Callahan argued that the city in January could draw up request proposals for a private operator to take over the enterprise, which has been running small deficits for eight years, and lease it to a professional management operation. The new operator, he argued, would pay for hundreds of thousands of dollars to repair the sand traps, parking lots and other costly projects instead of the city taxpayers, the Morning Call reported.
The city already has a template for the lease, Callahan said, with the lease for the Clubhouse Grille, the golf course restaurant that the city owns but leases to a private operator, the Morning Call reported.

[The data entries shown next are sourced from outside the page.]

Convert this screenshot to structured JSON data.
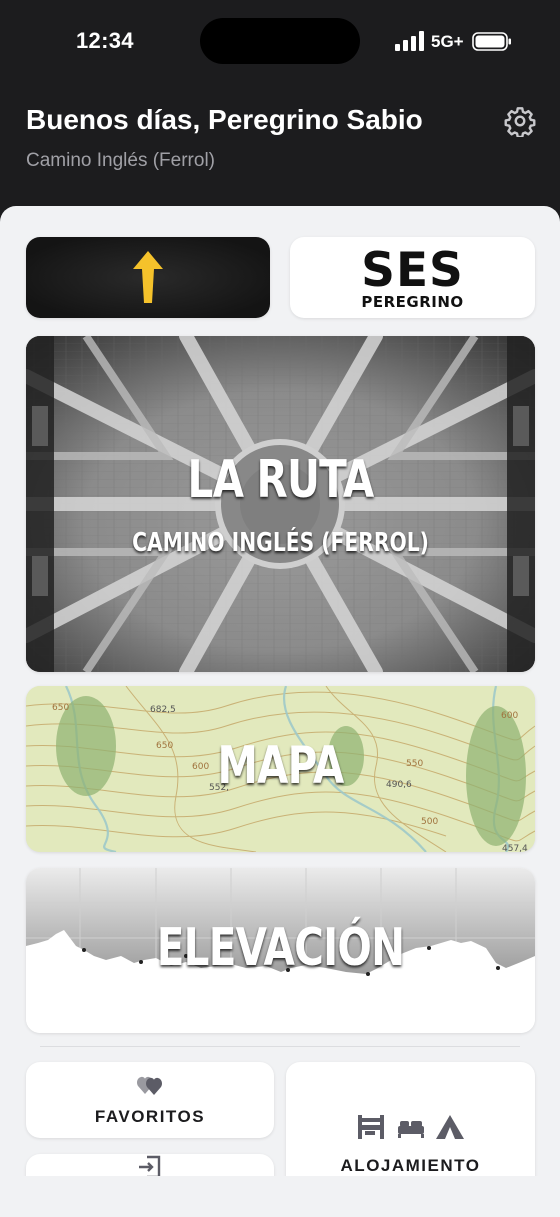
{
  "status_bar": {
    "time": "12:34",
    "network": "5G+"
  },
  "header": {
    "greeting": "Buenos días, Peregrino Sabio",
    "route": "Camino Inglés (Ferrol)"
  },
  "cards": {
    "ses": {
      "title": "SES",
      "subtitle": "PEREGRINO"
    },
    "ruta": {
      "title": "LA RUTA",
      "subtitle": "CAMINO INGLÉS (FERROL)"
    },
    "mapa": {
      "title": "MAPA",
      "elevation_labels": [
        "682,5",
        "650",
        "600",
        "552,",
        "490,6",
        "550",
        "500",
        "457,4",
        "650",
        "600"
      ]
    },
    "elevacion": {
      "title": "ELEVACIÓN"
    },
    "favoritos": {
      "label": "FAVORITOS"
    },
    "alojamiento": {
      "label": "ALOJAMIENTO"
    }
  },
  "icons": [
    "signal-icon",
    "battery-icon",
    "gear-icon",
    "arrow-up-icon",
    "hearts-icon",
    "login-icon",
    "hostel-bed-icon",
    "bed-icon",
    "tent-icon"
  ],
  "colors": {
    "header_bg": "#1c1c1e",
    "arrow_yellow": "#f5c22b",
    "sheet_bg": "#f1f2f4",
    "map_bg": "#dfe7b8"
  }
}
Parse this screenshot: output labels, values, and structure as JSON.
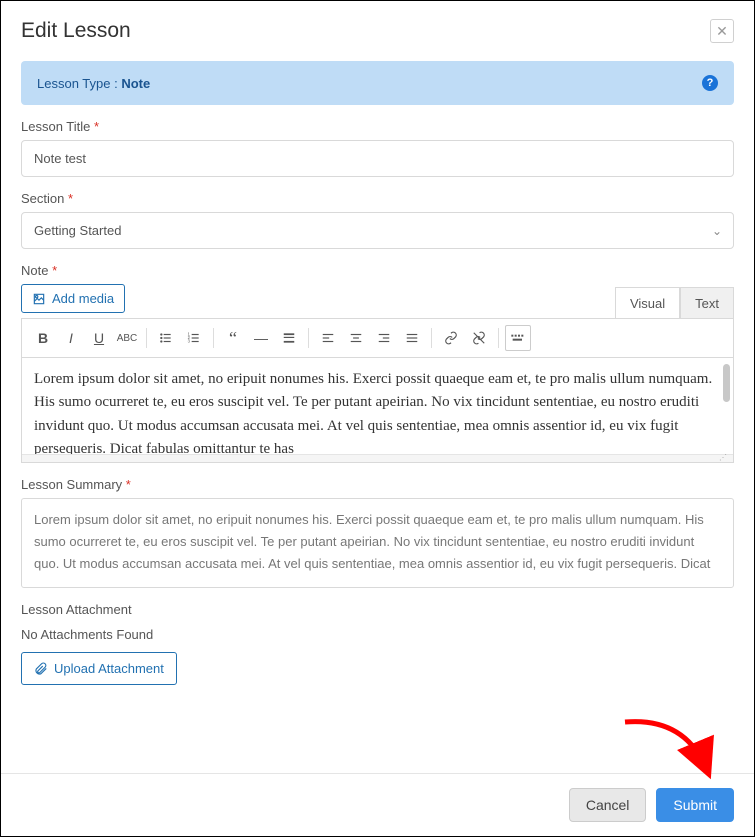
{
  "header": {
    "title": "Edit Lesson"
  },
  "banner": {
    "prefix": "Lesson Type : ",
    "value": "Note"
  },
  "fields": {
    "title_label": "Lesson Title",
    "title_value": "Note test",
    "section_label": "Section",
    "section_value": "Getting Started",
    "note_label": "Note",
    "add_media": "Add media",
    "tabs": {
      "visual": "Visual",
      "text": "Text"
    },
    "note_content": "Lorem ipsum dolor sit amet, no eripuit nonumes his. Exerci possit quaeque eam et, te pro malis ullum numquam. His sumo ocurreret te, eu eros suscipit vel. Te per putant apeirian. No vix tincidunt sententiae, eu nostro eruditi invidunt quo. Ut modus accumsan accusata mei. At vel quis sententiae, mea omnis assentior id, eu vix fugit persequeris. Dicat fabulas omittantur te has",
    "summary_label": "Lesson Summary",
    "summary_value": "Lorem ipsum dolor sit amet, no eripuit nonumes his. Exerci possit quaeque eam et, te pro malis ullum numquam. His sumo ocurreret te, eu eros suscipit vel. Te per putant apeirian. No vix tincidunt sententiae, eu nostro eruditi invidunt quo. Ut modus accumsan accusata mei. At vel quis sententiae, mea omnis assentior id, eu vix fugit persequeris. Dicat",
    "attachment_label": "Lesson Attachment",
    "attachment_none": "No Attachments Found",
    "upload": "Upload Attachment"
  },
  "footer": {
    "cancel": "Cancel",
    "submit": "Submit"
  }
}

But Business Administrator Dave Brong said Callahan was “grossly oversimplifying a very complex business situation.” The process could not take place before the start of golf season, Brong said. There would have to be technical reviews, an appraisal and more. In addition, Brong said, it would make sense to bundle the leases with the lease to the restaurant. That lease is up at the end of next year, the Morning Call reported.
“It’s probably the only way that this thing financially works is if you bundle those two,” Brong said. “Otherwise, it’s a loser.”
The administration wants time to see if the city could turn the golf operations around without an outside operator, Brong said. The golf course, which Brong said comes close to making its direct expenses, hadn’t been a priority as the city focused on more costly challenges to the city’s financial health. The areas the city focused on, Brong said, helped the city beef up its surpluses which resulted in better bond ratings, the Morning Call reported.
Councilman Eric Evans, who held a meeting about the golf course, rejected Callahan’s motion because of the timing but agreed that the issue should stay “at the forefront.” Evans said the course is a popular one but the revenue can’t cover the cost of running it let alone build up a savings for costly repairs, the Morning Call reported.
Evans would like the city to make its evaluation by June about whether it can make the necessary changes. “If not, it’s time to move forward and get those appraisals,” Evans said.
Mayor Robert Donchez’s administration had proposed spending $550,000 in recreational fees to make some initial repairs at the golf course. Donchez asked the council to defund that request after hearing some council members’ concerns about investing that money before the city develops a plan for the future operation of the course, the Morning Call reported.
Callahan said he doesn’t want to see the city foot the cost of those repairs for golfers, many of whom live outside the city. “There’s no question that it’s going to take at minimum $1.5 to $2 million of taxpayer money to put in that golf course,” Callahan said.
Brong rejected any repair estimates without an analysis. “We seem to be throwing out numbers without knowing how much it’s going to cost out there like Chiclets, and we don’t know. That’s the bottom line,” Brong said.
Later in the council meeting, Callahan said he’s sought out estimates from public works director Michael Alkhal and others in the city about how much repairs could cost. Council is scheduled December 19 to adopt the budget, the Morning Call reported.